Tuesday, December 6, 2011
Prior to a key Senate subcommittee hearing, three US Senators are questioning the proposed merger of 2 of the 3 largest pharmacy benefit managers (PBMs)—Express Scripts and Medco Health Solutions, according to the National Community Pharmacists Association (NCPA)
In a letter
to Federal Trade Commission (FTC) Chairman Jon Leibowitz, US Senators Saxby Chambliss (R, GA), Johnny Isakson (R, GA) and Jerry Moran (R, KS), urged a “thorough and complete investigation” of the proposed union. They pointed to the power that the company, if combined, would potentially have, particularly in the specialty and mail order pharmacy markets, and requested that the FTC “take into account what impact this proposed merger could have on consumers and patients, on taxpayers, on the government, and on pharmacies.”
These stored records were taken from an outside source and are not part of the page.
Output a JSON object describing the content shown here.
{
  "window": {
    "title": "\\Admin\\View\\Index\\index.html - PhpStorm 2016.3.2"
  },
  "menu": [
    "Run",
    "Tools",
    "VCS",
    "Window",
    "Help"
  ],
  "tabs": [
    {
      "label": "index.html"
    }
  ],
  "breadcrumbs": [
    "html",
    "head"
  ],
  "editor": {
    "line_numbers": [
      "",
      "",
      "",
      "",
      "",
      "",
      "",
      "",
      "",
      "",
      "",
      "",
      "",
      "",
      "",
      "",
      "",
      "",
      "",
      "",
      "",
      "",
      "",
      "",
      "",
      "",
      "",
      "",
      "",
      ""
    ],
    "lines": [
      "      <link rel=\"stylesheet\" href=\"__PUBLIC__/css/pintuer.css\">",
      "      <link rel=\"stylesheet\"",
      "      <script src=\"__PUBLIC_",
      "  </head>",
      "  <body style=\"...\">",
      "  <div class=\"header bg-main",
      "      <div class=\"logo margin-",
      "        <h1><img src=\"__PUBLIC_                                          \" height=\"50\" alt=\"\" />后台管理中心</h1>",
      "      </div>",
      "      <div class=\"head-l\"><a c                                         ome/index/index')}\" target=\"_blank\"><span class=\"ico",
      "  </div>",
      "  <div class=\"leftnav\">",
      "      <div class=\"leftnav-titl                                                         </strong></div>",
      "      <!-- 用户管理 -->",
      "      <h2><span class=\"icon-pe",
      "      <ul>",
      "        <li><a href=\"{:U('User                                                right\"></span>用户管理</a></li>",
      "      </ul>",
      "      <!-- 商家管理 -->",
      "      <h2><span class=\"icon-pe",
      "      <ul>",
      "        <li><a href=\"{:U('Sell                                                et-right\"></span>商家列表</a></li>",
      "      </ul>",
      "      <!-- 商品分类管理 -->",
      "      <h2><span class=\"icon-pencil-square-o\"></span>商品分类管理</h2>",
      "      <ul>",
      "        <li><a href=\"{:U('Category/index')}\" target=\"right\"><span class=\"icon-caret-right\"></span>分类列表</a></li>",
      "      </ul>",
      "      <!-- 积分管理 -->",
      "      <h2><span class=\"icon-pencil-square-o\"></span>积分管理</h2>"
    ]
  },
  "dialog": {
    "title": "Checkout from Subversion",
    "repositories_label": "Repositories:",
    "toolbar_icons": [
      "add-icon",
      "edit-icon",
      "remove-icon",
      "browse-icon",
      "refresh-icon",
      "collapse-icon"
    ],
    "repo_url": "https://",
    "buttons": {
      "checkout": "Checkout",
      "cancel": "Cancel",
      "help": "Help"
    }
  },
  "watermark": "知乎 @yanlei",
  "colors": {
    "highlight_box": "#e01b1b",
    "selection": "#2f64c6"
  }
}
B. Douglas Hoey, RPh, MHA, CEO of NCPA, expressed gratitude for the Senators and all members of Congress “who have taken a stand for patients by voicing their doubts” about the merger, which he believes “would reduce patient choice and access to pharmacy services and ultimately result in higher prescription drug costs. While these companies may talk a good game to regulators and in congressional testimony, their actions suggest they are more concerned with rewarding Wall Street investors and lavish executive compensation than improving patient care or reducing costs. The latest example of this being the reported $83 million ‘golden parachute’ for five Medco executives, should the merger go through,” he said.
On December 6, the US Senate Judiciary Subcommittee on Antitrust, Competition Policy and Consumer Rights held a hearing during which NCPA member Susan Sutter of Marshland Pharmacies in Wisconsin was scheduled to testify. In September, a House Judiciary Subcommittee held a separate hearing.
“We are very supportive of our Senators who urged the FTC to conduct a complete investigation of this merger which takes into account the potential—and expected—harm to Georgia’s community pharmacists and their patients,” said Jim R. Bracewell, executive vice president of Georgia Pharmacy Association.
With the Senators’ letter, now 27 members of Congress have voiced concerns about the merger. Their unrest is shared by a wide range of other public and private sector stakeholders. Recently, the American Antitrust Institute (AAI), the Small Business Majority and the Pennsylvania Pharmacy Council came out against the merger.
In its letter to the FTC
, the AAI stated, “The merger will likely cause anticompetitive harm in the provision of PBM services to the large plan sponsors market segment. Because of the large PBMs’ vertical integration and enhanced buyer power, the merger will also likely cause anticompetitive harm in the specialty pharmacy and mail order pharmacy market segments.”
In addition, while the FTC continues to scrutinize the merger, at least 28 state attorneys general have formed a working group to conduct their own review
, according to a Reuters